I fell in love with history at primary school when I was about eight or nine. The syllabus, looking at key events of the 20th century, was accompanied by an educational programme called How We Used To Live. I sometimes wonder whether I imagined this series, but Google reassures me it ran sporadically on British television from 1968 to 2002, and occasionally I find a colleague or acquaintance with whom I can share rapturous reminiscence.
Following the lives of two northern-based families, How We Used To Live swept through decades of social history designed to dramatise how major global events can shape a person’s every day: it was history at its most basic and entertaining. Our group was focused on the period between 1900 and the Great Depression of 1929. I have a peculiarly clear memory of the first episode: the fancy folk in the “Big House” had just installed electric lighting, while their social in-equivalents were left to scuttle lumps of coal about and take cool ablutions in a tiny kitchen pail.
Alongside this weekly televisual treat, there was a workbook from which we could chose to study various subjects that might be pertinent to that year: Who was Thomas Edison? What is a hat pin? How did Charlie Chaplin influence cinema? Or something of the sort.
I was obsessed with it. Even the meagre budgets afforded to educational children’s programming still conjured a world of infinite glamour and intrigue. It ignited in me a lifelong passion for the past. I feel sad for people who think of history as dull lists of dates and dusty castles – when it’s about how real people spent their time.
If you could swerve conscription or Spanish influenza, to live in that era was desperately exciting.
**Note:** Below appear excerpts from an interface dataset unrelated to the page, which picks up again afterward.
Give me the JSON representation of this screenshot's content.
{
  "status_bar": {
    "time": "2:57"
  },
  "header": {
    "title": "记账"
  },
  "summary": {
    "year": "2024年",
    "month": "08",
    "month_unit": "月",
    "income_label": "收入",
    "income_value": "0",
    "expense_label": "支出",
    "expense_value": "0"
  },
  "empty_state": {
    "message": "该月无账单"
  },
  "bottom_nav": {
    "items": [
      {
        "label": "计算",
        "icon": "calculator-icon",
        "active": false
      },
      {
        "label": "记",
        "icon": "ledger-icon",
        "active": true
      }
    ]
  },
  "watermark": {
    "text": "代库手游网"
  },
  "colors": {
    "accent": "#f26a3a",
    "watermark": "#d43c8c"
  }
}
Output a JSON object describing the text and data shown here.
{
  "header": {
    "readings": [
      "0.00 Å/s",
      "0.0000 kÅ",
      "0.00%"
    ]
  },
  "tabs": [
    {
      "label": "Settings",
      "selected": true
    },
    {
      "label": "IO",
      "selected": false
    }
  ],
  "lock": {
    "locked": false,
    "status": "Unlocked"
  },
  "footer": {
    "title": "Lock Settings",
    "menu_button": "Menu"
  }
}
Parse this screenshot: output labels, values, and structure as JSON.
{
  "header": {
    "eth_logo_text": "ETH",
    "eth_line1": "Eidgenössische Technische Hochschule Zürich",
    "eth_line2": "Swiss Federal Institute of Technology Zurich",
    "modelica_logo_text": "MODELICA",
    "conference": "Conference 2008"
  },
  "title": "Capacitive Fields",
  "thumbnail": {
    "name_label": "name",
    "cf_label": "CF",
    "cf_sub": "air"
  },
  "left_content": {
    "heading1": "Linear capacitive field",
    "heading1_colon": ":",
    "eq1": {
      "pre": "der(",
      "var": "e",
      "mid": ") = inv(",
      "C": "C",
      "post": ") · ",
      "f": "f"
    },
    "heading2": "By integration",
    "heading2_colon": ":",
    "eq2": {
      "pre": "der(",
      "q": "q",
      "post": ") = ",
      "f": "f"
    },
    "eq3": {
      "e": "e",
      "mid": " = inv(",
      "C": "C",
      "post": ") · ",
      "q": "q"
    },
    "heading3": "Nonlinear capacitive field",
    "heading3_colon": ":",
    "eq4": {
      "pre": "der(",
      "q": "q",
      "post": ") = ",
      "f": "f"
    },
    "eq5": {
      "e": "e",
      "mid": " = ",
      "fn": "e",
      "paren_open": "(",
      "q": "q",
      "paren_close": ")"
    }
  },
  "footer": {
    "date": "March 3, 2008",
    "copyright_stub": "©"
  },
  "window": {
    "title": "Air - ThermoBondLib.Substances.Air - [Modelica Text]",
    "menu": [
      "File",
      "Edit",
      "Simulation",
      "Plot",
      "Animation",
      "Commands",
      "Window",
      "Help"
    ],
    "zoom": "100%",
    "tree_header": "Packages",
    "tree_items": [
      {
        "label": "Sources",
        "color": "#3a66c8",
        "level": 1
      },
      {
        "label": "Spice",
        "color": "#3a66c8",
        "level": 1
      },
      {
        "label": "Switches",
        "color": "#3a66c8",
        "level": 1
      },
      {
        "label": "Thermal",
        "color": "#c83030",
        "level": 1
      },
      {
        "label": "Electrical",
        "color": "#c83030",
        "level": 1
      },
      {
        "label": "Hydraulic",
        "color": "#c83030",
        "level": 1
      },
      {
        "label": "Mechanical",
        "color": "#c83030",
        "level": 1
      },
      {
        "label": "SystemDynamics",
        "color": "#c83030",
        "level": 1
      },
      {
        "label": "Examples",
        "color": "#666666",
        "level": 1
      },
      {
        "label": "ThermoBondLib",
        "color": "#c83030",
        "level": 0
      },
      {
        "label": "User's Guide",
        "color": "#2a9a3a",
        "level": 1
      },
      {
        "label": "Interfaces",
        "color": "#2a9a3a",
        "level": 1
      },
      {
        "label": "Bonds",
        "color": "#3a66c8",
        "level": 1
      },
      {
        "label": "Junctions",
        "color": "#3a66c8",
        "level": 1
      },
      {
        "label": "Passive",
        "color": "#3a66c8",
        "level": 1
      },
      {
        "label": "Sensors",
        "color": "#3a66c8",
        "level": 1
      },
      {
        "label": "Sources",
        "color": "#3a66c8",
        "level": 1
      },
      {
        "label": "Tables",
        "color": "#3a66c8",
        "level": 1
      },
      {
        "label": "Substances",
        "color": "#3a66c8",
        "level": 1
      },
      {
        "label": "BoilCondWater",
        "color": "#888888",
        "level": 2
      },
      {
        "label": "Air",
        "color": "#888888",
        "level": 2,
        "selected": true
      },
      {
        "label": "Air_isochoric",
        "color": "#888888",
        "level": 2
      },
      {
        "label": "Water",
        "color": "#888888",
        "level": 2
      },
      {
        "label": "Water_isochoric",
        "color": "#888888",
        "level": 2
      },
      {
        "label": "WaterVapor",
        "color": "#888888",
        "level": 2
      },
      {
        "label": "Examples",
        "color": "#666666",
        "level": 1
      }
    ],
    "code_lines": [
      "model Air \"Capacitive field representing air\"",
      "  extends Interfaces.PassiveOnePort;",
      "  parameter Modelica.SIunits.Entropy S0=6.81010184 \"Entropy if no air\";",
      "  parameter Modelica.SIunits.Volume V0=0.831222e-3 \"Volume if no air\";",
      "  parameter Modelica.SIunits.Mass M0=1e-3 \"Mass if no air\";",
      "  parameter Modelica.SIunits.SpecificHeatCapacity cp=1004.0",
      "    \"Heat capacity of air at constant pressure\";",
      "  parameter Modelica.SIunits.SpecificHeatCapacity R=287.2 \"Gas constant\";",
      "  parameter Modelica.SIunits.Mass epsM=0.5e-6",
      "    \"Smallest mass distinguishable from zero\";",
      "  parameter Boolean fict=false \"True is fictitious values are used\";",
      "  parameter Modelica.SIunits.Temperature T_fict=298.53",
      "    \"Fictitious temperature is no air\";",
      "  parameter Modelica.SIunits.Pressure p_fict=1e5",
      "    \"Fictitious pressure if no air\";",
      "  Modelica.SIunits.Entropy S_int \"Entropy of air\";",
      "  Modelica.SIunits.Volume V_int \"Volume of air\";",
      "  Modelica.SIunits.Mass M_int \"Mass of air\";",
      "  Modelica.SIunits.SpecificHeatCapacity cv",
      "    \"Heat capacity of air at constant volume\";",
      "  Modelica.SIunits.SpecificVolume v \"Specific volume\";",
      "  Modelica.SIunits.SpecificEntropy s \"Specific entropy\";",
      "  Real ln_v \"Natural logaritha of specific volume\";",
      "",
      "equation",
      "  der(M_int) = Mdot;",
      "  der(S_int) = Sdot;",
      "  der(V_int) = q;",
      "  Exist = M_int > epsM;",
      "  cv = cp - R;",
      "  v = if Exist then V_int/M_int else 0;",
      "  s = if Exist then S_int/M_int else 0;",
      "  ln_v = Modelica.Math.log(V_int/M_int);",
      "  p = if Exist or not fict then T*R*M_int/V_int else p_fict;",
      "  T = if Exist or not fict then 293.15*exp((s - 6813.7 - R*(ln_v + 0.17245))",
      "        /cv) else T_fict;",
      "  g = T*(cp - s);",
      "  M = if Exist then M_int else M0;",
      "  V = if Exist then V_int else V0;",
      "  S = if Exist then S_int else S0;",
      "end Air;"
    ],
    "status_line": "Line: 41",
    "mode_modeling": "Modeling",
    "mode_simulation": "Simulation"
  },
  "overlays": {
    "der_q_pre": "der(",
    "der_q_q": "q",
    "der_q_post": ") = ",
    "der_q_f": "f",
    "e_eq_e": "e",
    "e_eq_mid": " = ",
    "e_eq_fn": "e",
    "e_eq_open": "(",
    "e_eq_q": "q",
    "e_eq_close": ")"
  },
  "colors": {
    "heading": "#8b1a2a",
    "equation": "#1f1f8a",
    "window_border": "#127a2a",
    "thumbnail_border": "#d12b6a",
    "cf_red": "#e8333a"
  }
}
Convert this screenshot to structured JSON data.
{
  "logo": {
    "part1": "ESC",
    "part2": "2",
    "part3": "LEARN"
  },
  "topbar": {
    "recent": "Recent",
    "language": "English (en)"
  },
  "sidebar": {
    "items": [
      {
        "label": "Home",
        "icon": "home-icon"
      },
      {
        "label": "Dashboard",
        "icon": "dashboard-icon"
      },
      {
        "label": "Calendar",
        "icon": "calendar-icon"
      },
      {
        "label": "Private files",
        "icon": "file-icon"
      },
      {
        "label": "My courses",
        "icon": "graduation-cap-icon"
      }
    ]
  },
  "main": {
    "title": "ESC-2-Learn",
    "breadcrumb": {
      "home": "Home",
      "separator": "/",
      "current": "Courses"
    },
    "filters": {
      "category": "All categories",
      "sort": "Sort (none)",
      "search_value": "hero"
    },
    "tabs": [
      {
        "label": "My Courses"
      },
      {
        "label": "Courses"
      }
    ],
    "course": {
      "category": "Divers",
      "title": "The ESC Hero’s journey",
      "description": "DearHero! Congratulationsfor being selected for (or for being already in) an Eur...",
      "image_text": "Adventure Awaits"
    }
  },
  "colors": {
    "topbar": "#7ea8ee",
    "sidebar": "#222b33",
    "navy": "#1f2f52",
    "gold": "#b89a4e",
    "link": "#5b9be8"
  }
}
I’m still a bit cross that I didn’t come of age in 1921. I loved exploring the drama of social inequity: the extravagances of the super-rich, the privations of the poor and the curious fluidity in their exchanges. I was captivated by the female experience – the loosening of the whale-boning, the suffering and stoicism of the suffragettes. And I was shaken by the spectre of loss: long before Sam Mendes and his “one-take” trench study 1917, we learnt about the emotional wreckage caused by the first world war.
Nothing held a candle to the Roaring Twenties, however. I fell head over heels for the flapper. Loved the literature. Adored the style. Was there ever anything more glorious than that era of extravagance and excess? Even as an eight-year-old schoolchild, I understood my sad suburban existence would never measure up.
It’s a very British habit to fetishise the eccentric rich. But it’s near impossible not to. Cecil Beaton’s The Book of Beauty, a folio of portraits featuring the set that came to be known as the Bright Young Things, still holds us in its thrall. Perhaps it’s because we know that generation was ultimately doomed, to war, penury and broken-heartedness, or because we still mine the cultural legacy it left behind. Nevertheless, their transgressive behaviour and sense of devilry has always been seductive, and the golden aura that orbited them has never dimmed.
Now, the architect of this aura, Cecil Beaton, enters the spotlight once again. This month sees the opening of Cecil Beaton’s Bright Young Things at the National Portrait Gallery in London, an exhibition dedicated to his most dazzling subjects. Curated by Robin Muir, who has also written a brilliant overview, the show offers a compulsive insight into 1920s and ’30s high society and an intimate portrait of the people who defined it.
And yet, for all the talk of history, one is struck most forcibly by the things we have in common still. Nearly 100 years after they were taken, Beaton’s pictures are a terrific mirror in which to mark the moods that shape today. Like the Roaring Twenties, we are once again living through an era in which we are preoccupied by youth, technological innovation and conspicuous consumption. Gender politics have once again risen to the forefront, and the conversations around sexual identity and self-expression have all been opened wide.
Looking at Francis Rose, pictured by Beaton in 1939 in a dress (his moustache painted out), I am struck by how uninhibited and fearless the Bright Young Things could be. Of course, their stage was smaller, and today’s “social influencers” may use another platform through which to steer the latest fashions, but the prettifying filters, whether they come courtesy of a fawning society photographer or Instagram, are much the same. We think of today as being an era of unprecedented opportunity, free speech and individualism. But in fact we look like amateurs compared to our centenarian ancestors, for whom the millennial #yolo might have been invented. They knew how to spend it – and spectacularly so.
Lastly, for those of you clamouring on email (you know who you are), Technopolis is here. There was widespread panic after the redesign that the page might have been dropped. Fear not, it was only resting during the themed issues. Check out our coverage of insectoid drones and the Land Rover Defender of phones – gadgets that will keep everyone occupied for hours.